Africa must increase its share of global seed trade – AFSTA
Sifelani Tsiko Agric, Environment & Innovations Editor
Africa must target to increase its share of the total global seed trade value through easing barriers to the movement of quality seed between countries on the continent and to those outside.
The call was made at the just-ended 23rd African Seed Trade Association (AFSTA) annual congress which was held recently in Dakar, Senegal.
“Listening to various speakers, some three major lessons came out of the meeting. Africa must up its game to claim a bigger stake in the trade sector, we are not worth the 2 percent contribution we currently contribute,” AFSTA communication officer Aghan Daniel said.
“Two, governments must ease seed movement across the continent. Three, seed companies in Africa must confront climate change henceforth.”
More than 300 delegates representing the global seed sector attended the meeting which ran from March 6 to 8 this year.
The congress, a gathering of top seed traders and producers deliberated on wide-ranging issues in the seed value chain – new and emerging scientific and technological innovations in seed production and trade including biotechnology, plant breeding innovation, seed treatment, phytosanitary measures, strengthening vegetable production through quality seed trade in Africa and updates on technologies for African agricultural transformation.
Market watchers say the global seeds market size is expected to grow from US$58,74 billion in 2022 to US$62,72 billion in 2023 despite disruptions from the Russia-Ukraine war.
Africa enjoys a tiny share of this market.
“We need a favourable regulatory policy environment to trade – including a simplified process of variety registration, affordable DUS trials and a favourable business environment to do business. We also need to strengthen regulation and enforcement of intellectual property rights and plant breeding,” said Dr Kulani Machaba, president of AFSTA.
“On infrastructure, we need to create a favourable environment for the private sector to invest through tax incentives and reduction of bureaucracy.
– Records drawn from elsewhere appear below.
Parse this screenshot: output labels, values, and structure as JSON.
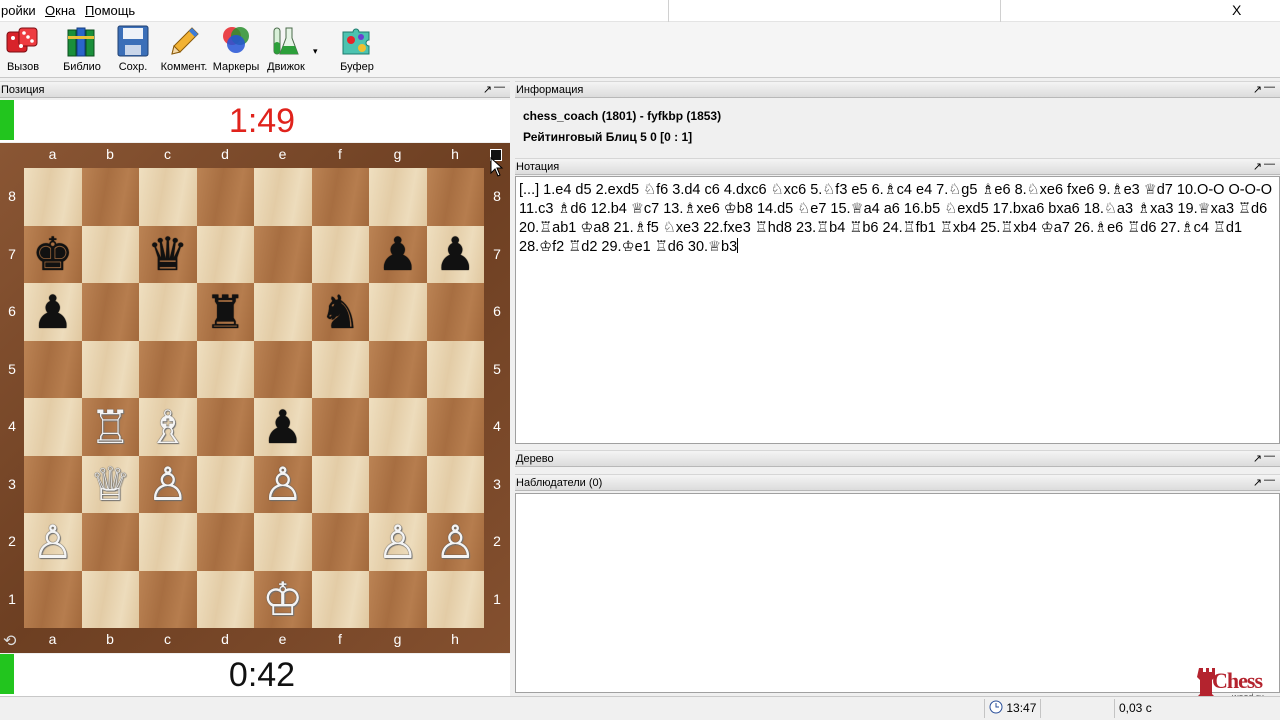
{
  "menu": {
    "items": [
      {
        "label": "ройки"
      },
      {
        "label": "Окна",
        "underline": "О",
        "rest": "кна"
      },
      {
        "label": "Помощь",
        "underline": "П",
        "rest": "омощь"
      }
    ],
    "close": "X"
  },
  "toolbar": {
    "buttons": [
      {
        "label": "Вызов",
        "icon": "dice-icon"
      },
      {
        "label": "Библио",
        "icon": "books-icon"
      },
      {
        "label": "Сохр.",
        "icon": "floppy-icon"
      },
      {
        "label": "Коммент.",
        "icon": "pencil-icon"
      },
      {
        "label": "Маркеры",
        "icon": "color-circles-icon"
      },
      {
        "label": "Движок",
        "icon": "flask-icon"
      },
      {
        "label": "Буфер",
        "icon": "puzzle-icon"
      }
    ],
    "dropdown_arrow": "▾"
  },
  "panels": {
    "position": "Позиция",
    "info": "Информация",
    "notation": "Нотация",
    "tree": "Дерево",
    "observers": "Наблюдатели (0)",
    "pin": "↗",
    "minimize": "—"
  },
  "clocks": {
    "top": {
      "time": "1:49",
      "color": "#e0231c"
    },
    "bottom": {
      "time": "0:42",
      "color": "#111111"
    }
  },
  "board": {
    "files": [
      "a",
      "b",
      "c",
      "d",
      "e",
      "f",
      "g",
      "h"
    ],
    "ranks": [
      "8",
      "7",
      "6",
      "5",
      "4",
      "3",
      "2",
      "1"
    ],
    "pieces": [
      {
        "square": "a7",
        "glyph": "♚",
        "color": "b"
      },
      {
        "square": "c7",
        "glyph": "♛",
        "color": "b"
      },
      {
        "square": "g7",
        "glyph": "♟",
        "color": "b"
      },
      {
        "square": "h7",
        "glyph": "♟",
        "color": "b"
      },
      {
        "square": "a6",
        "glyph": "♟",
        "color": "b"
      },
      {
        "square": "d6",
        "glyph": "♜",
        "color": "b"
      },
      {
        "square": "f6",
        "glyph": "♞",
        "color": "b"
      },
      {
        "square": "b4",
        "glyph": "♖",
        "color": "w"
      },
      {
        "square": "c4",
        "glyph": "♗",
        "color": "w"
      },
      {
        "square": "e4",
        "glyph": "♟",
        "color": "b"
      },
      {
        "square": "b3",
        "glyph": "♕",
        "color": "w"
      },
      {
        "square": "c3",
        "glyph": "♙",
        "color": "w"
      },
      {
        "square": "e3",
        "glyph": "♙",
        "color": "w"
      },
      {
        "square": "a2",
        "glyph": "♙",
        "color": "w"
      },
      {
        "square": "g2",
        "glyph": "♙",
        "color": "w"
      },
      {
        "square": "h2",
        "glyph": "♙",
        "color": "w"
      },
      {
        "square": "e1",
        "glyph": "♔",
        "color": "w"
      }
    ]
  },
  "info": {
    "players": "chess_coach (1801) - fyfkbp (1853)",
    "game_type": "Рейтинговый Блиц 5 0 [0 : 1]"
  },
  "notation": {
    "text": "[...] 1.e4 d5 2.exd5 ♘f6 3.d4 c6 4.dxc6 ♘xc6 5.♘f3 e5 6.♗c4 e4 7.♘g5 ♗e6 8.♘xe6 fxe6 9.♗e3 ♕d7 10.O-O O-O-O 11.c3 ♗d6 12.b4 ♕c7 13.♗xe6 ♔b8 14.d5 ♘e7 15.♕a4 a6 16.b5 ♘exd5 17.bxa6 bxa6 18.♘a3 ♗xa3 19.♕xa3 ♖d6 20.♖ab1 ♔a8 21.♗f5 ♘xe3 22.fxe3 ♖hd8 23.♖b4 ♖b6 24.♖fb1 ♖xb4 25.♖xb4 ♔a7 26.♗e6 ♖d6 27.♗c4 ♖d1 28.♔f2 ♖d2 29.♔e1 ♖d6 30.♕b3"
  },
  "status": {
    "time": "13:47",
    "engine_time": "0,03 с"
  },
  "logo": {
    "line1": "Chess",
    "line2": "wood.ru"
  }
}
On R&D investment, we need to create a favourable investment for companies to breed and test locally adapted varieties.
“On trade – removing technical trade barriers will make it easy to move seed within Africa.”
He also said Africa needed to promote the movement of quality seeds on the continent, to build partnerships and collaboration in the implementation of the harmonised seed regulations at regional economic communities such as COMESA, SADC, ECOWAS, and EAC
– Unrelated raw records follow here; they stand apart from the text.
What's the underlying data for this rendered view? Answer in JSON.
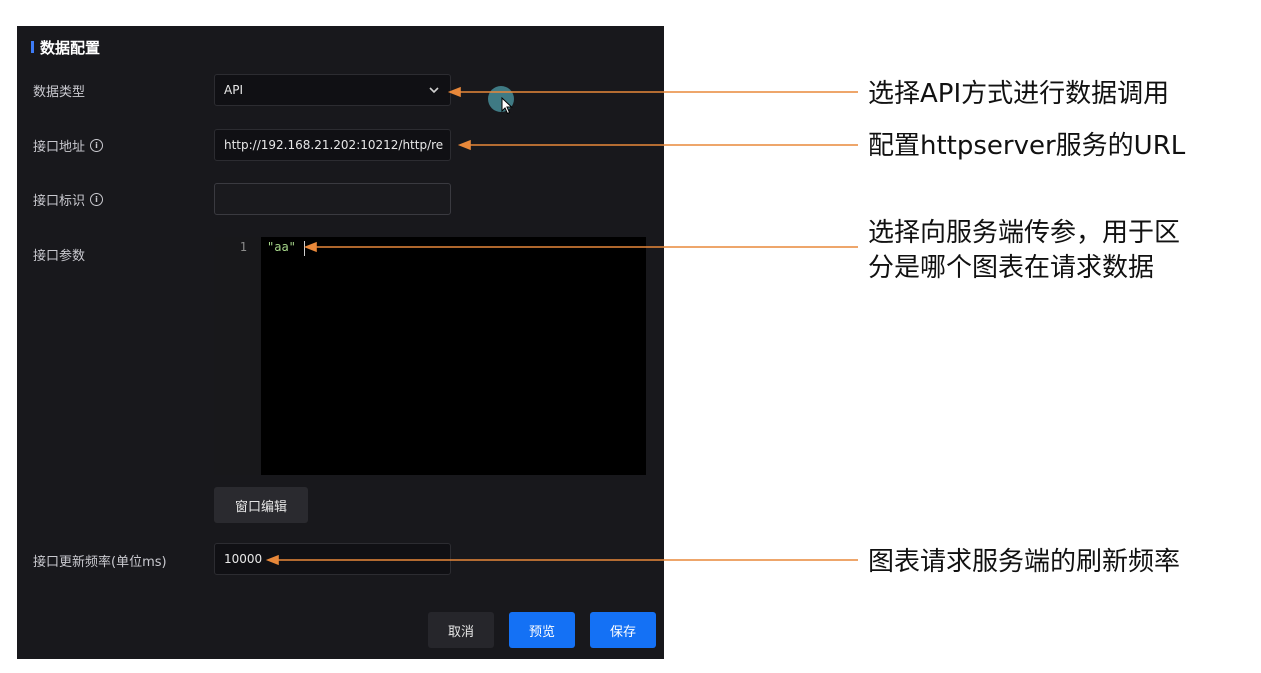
{
  "form": {
    "section_title": "数据配置",
    "data_type": {
      "label": "数据类型",
      "value": "API"
    },
    "api_url": {
      "label": "接口地址",
      "value": "http://192.168.21.202:10212/http/re"
    },
    "api_id": {
      "label": "接口标识",
      "value": ""
    },
    "api_params": {
      "label": "接口参数",
      "line_number": "1",
      "code": "\"aa\""
    },
    "window_edit_button": "窗口编辑",
    "refresh": {
      "label": "接口更新频率(单位ms)",
      "value": "10000"
    },
    "buttons": {
      "cancel": "取消",
      "preview": "预览",
      "save": "保存"
    },
    "info_icon_glyph": "i"
  },
  "annotations": [
    {
      "text": "选择API方式进行数据调用"
    },
    {
      "text": "配置httpserver服务的URL"
    },
    {
      "line1": "选择向服务端传参，用于区",
      "line2": "分是哪个图表在请求数据"
    },
    {
      "text": "图表请求服务端的刷新频率"
    }
  ],
  "colors": {
    "panel_bg": "#18181c",
    "accent_blue": "#1471f5",
    "annotation_arrow": "#e8883a"
  },
  "icons": {
    "select_arrow": "chevron-down-icon",
    "info": "info-circle-icon",
    "cursor": "mouse-pointer-icon"
  }
}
Improving collaboration with the Alliance for a Green Revolution in Africa (AGRA) and the African Union, and promoting the adoption of new and emerging technologies was also critical for the growth of Africa’s seed trade value.
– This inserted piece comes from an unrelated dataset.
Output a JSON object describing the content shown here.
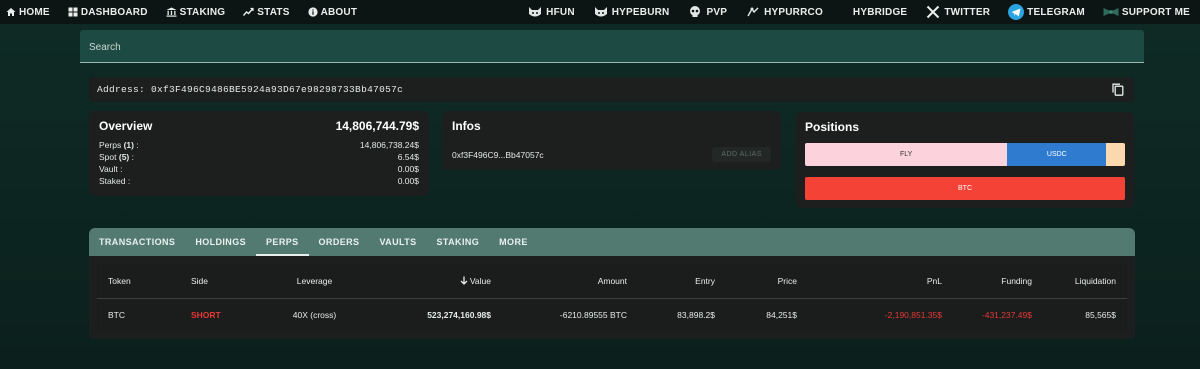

AFSTA has made continuous efforts to improve the environment for the seed business through its five-year strategic plan with a view to meaningfully contribute to the promotion of the transformation of agriculture into an attractive, modern and sustainable livelihood option for communities throughout the continent.
At least 60 percent of the world’s arable land is in Africa, and about 200 million hectares unutilised on the continent, according to a 2019 Oxford Business Group report.
Crop production is forecast to rise by 30 percent from 2018 to 2027 according to a UN Food and Agriculture Organisation report released in 2018 while intra – Africa agricultural trade in 2018 was 15 percent.
Africa spent US$5 million on R&D in 2021, which is 0.5% of what was spent globally.
Despite its vast agriculture potential, Africa is still dependent on food imports from the rest of the world to satisfy its consumption needs.
Its food output has not kept pace with population growth.
Enhancing seed security and improving production of quality seed is touted as a solution to the continent’s food security position.